Task description: When a line of the entries contains the word "kind", report that line.

····················

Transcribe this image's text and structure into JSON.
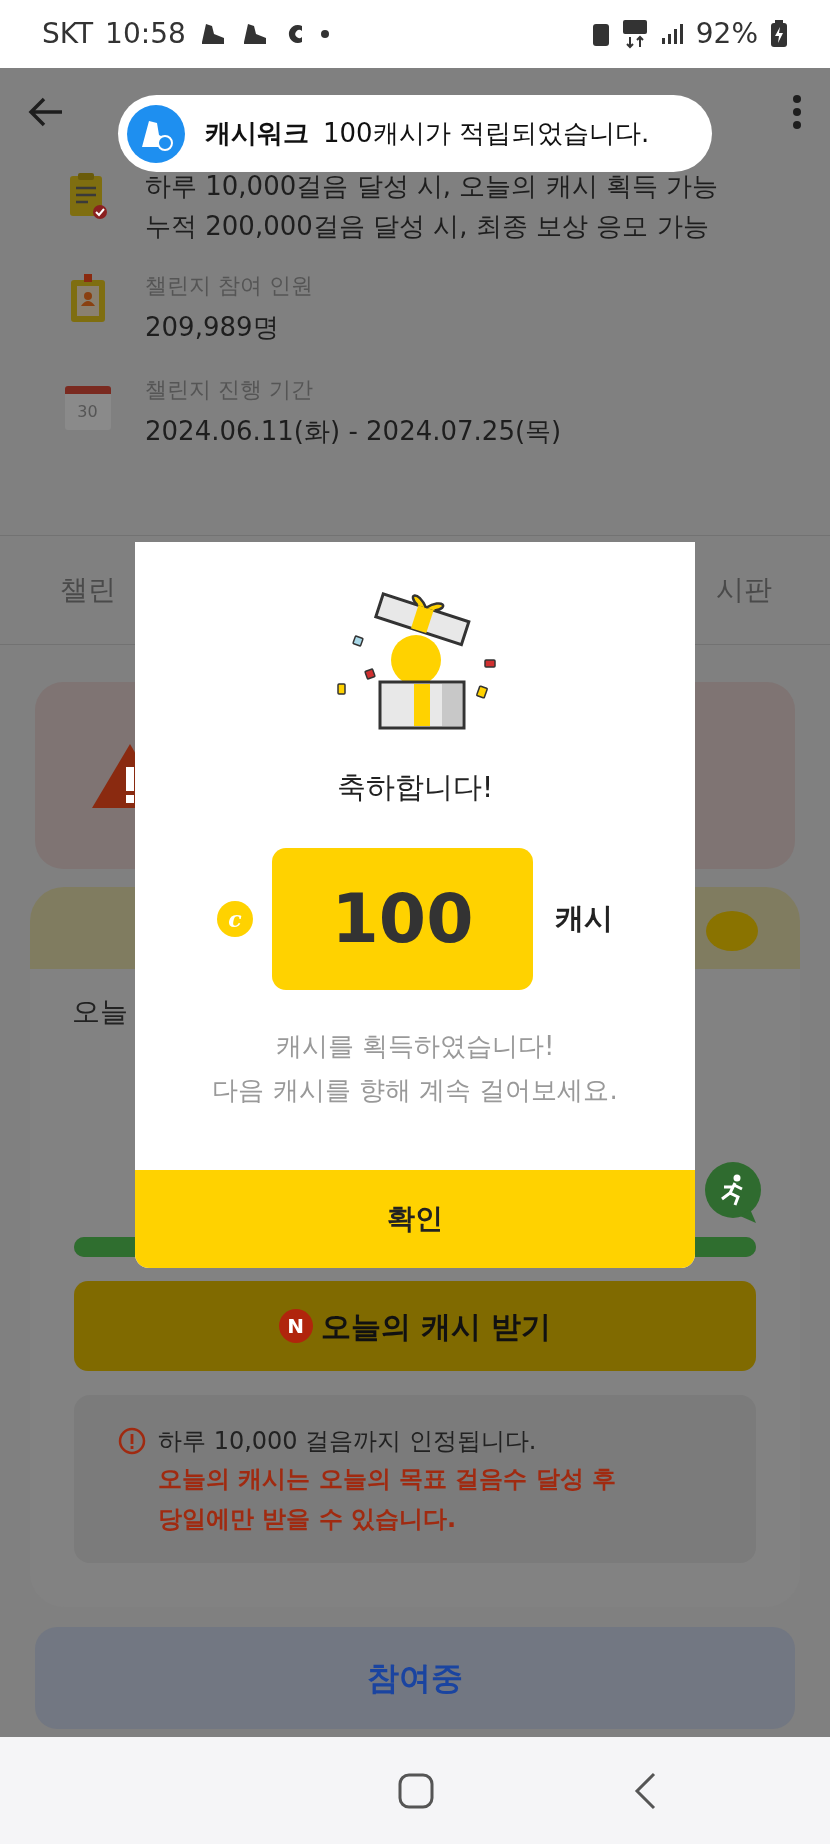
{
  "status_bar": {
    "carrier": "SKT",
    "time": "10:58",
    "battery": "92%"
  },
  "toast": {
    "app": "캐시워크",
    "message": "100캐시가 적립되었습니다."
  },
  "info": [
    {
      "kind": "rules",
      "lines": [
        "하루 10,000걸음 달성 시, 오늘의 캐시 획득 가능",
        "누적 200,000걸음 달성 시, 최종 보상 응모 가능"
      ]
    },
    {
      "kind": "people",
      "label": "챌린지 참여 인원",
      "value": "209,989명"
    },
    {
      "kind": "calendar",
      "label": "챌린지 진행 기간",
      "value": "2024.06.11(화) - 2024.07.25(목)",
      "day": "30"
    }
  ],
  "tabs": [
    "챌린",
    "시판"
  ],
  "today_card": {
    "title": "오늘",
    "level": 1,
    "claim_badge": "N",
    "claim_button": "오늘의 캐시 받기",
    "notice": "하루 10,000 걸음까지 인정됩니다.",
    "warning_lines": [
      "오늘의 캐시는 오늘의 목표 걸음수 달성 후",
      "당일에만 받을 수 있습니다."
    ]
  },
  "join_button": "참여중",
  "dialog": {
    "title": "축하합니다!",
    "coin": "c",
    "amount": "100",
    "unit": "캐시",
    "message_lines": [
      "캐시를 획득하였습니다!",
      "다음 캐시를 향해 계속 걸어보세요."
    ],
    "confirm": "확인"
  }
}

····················

Solution to this exercise:
      "kind": "rules",
      "kind": "people",
      "kind": "calendar",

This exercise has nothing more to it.